But we’re also foreigners in our “original land.” Anyone in Korea could tell you that I am an American just by the way I’m walking down the street. I sometimes joke that I’m probably considered obese in Korea. So I don’t really fit in there either.
Worship Leader Identity
I am a worship leader and I have led worship at numerous conferences and retreats. I focus on worship and reconciliation and the music we do is pretty diverse. But recently I’ve been feeling really strange as I lead, because I feel like I have no clear identity when it comes to leading worship. People who have never been led in worship or even worshipped around people like me might assume that I’ll sing in Korean or bring that side out of myself. I feel this strange pressure to “go native,” as Gale Yee writes about. But this is not my authentic self, since my heart language is English, and I feel objectified.
Others may assume that Hillsongs are my heart language songs. Let me tell you, I have a hunch, with no real data, that for many Asian Americans this is may very well be true. And for me, it’s definitely close. But it is still limiting.
In my multiethnic church and my worship band Menders, I’ve worked very hard to try to establish a listening and empowering culture. I’m painfully giving away my authority and power to others to ensure that it’s not the “Angie show.” I’m trying my best to learn from others and value other cultures in the spirit of humility. And by the grace of God, we were able to build a culture of trust when it came to worship and worship music. But one day my artist friend asked me, “Angie, what you’re doing is great, but do YOU feel empowered to express yourself?” I sheepishly admitted that throughout this process of giving voice to others, I kind of lost my own voice.

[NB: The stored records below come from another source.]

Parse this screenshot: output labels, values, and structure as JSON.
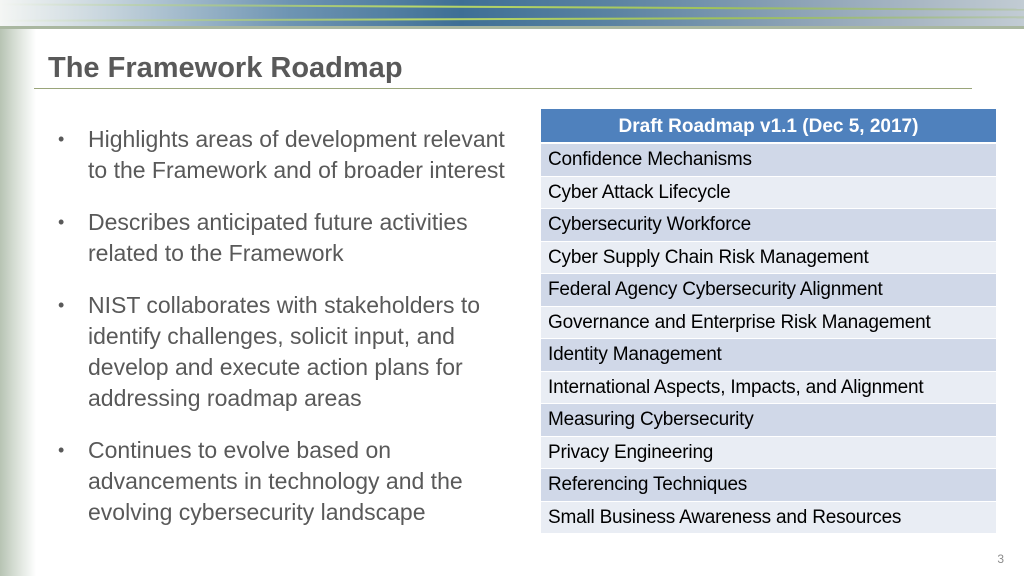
{
  "slide": {
    "title": "The Framework Roadmap",
    "page_number": "3",
    "bullets": [
      "Highlights areas of development relevant to the Framework and of broader interest",
      "Describes anticipated future activities related to the Framework",
      "NIST collaborates with stakeholders to identify challenges, solicit input, and develop and execute action plans for addressing roadmap areas",
      "Continues to evolve based on advancements in technology and the evolving cybersecurity landscape"
    ],
    "bullet_glyph": "•",
    "table": {
      "header": "Draft Roadmap v1.1 (Dec 5, 2017)",
      "header_color": "#4f81bd",
      "rows": [
        "Confidence Mechanisms",
        "Cyber Attack Lifecycle",
        "Cybersecurity Workforce",
        "Cyber Supply Chain Risk Management",
        "Federal Agency Cybersecurity Alignment",
        "Governance and Enterprise Risk Management",
        "Identity Management",
        "International Aspects, Impacts, and Alignment",
        "Measuring Cybersecurity",
        "Privacy Engineering",
        "Referencing Techniques",
        "Small Business Awareness and Resources"
      ]
    }
  }
}
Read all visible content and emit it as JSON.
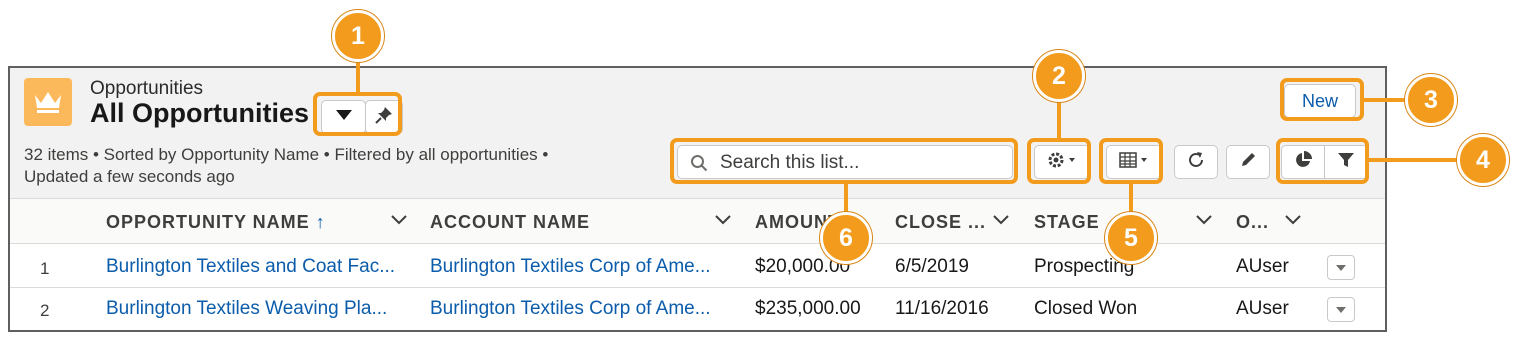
{
  "header": {
    "object_label": "Opportunities",
    "list_title": "All Opportunities",
    "meta_line1": "32 items • Sorted by Opportunity Name • Filtered by all opportunities •",
    "meta_line2": "Updated a few seconds ago"
  },
  "search": {
    "placeholder": "Search this list..."
  },
  "actions": {
    "new_label": "New"
  },
  "icons": {
    "app": "crown-icon",
    "title_toggle": "caret-down-icon",
    "pin": "pin-icon",
    "search": "search-icon",
    "settings": "gear-icon",
    "display_as": "table-icon",
    "refresh": "refresh-icon",
    "edit": "pencil-icon",
    "charts": "pie-chart-icon",
    "filters": "filter-icon",
    "column_menu": "chevron-down-icon",
    "row_menu": "caret-down-icon"
  },
  "table": {
    "columns": [
      {
        "label": "OPPORTUNITY NAME",
        "sort": "↑"
      },
      {
        "label": "ACCOUNT NAME"
      },
      {
        "label": "AMOUNT"
      },
      {
        "label": "CLOSE ..."
      },
      {
        "label": "STAGE"
      },
      {
        "label": "O..."
      }
    ],
    "rows": [
      {
        "num": "1",
        "name": "Burlington Textiles and Coat Fac...",
        "account": "Burlington Textiles Corp of Ame...",
        "amount": "$20,000.00",
        "close": "6/5/2019",
        "stage": "Prospecting",
        "owner": "AUser"
      },
      {
        "num": "2",
        "name": "Burlington Textiles Weaving Pla...",
        "account": "Burlington Textiles Corp of Ame...",
        "amount": "$235,000.00",
        "close": "11/16/2016",
        "stage": "Closed Won",
        "owner": "AUser"
      }
    ]
  },
  "callouts": [
    "1",
    "2",
    "3",
    "4",
    "5",
    "6"
  ],
  "colors": {
    "callout": "#f29b1d",
    "app_icon": "#fcb95b",
    "link": "#0b5cab",
    "header_bg": "#f3f2f2"
  }
}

She encouraged me to carve out some time to keep developing my identity and expressing it. Artist friends are so great in encouraging this.
I want to be very honest and open about this journey because I know I can’t be alone. There are very few Asian American worship leaders that I know of that are on the calibre of the “big names.” I know this isn’t because we aren’t as talented or lack anything musically. But like everywhere else in society, Asians, Asians in America, and Asian-Americans are the quietest and most secluded voices.
I dare to hope that Christians can be different, however, because we matter in the vast Kingdom of God. We have gifts, both individually and as a community. In writing this I feel a Divine invitation for me to dive deeper in who God created me to be. He is calling me to “consider the lilies” – to pause and reflect on all those intricate details of myself that are just waiting to be discovered. I can’t help but think that this is really going to translate into how I view worship, and lead others into worship, and I’m so eager to share with you the different disciplines I’m discovering.
I’m finding some unlikely role models and heroes, and it’s been unexpectedly refreshing! Please subscribe to my blog for the most recent updates, and join me in the conversation on Twitter and Facebook.
*By using the term “America” Erika Lee and I am referring specifically to the United States.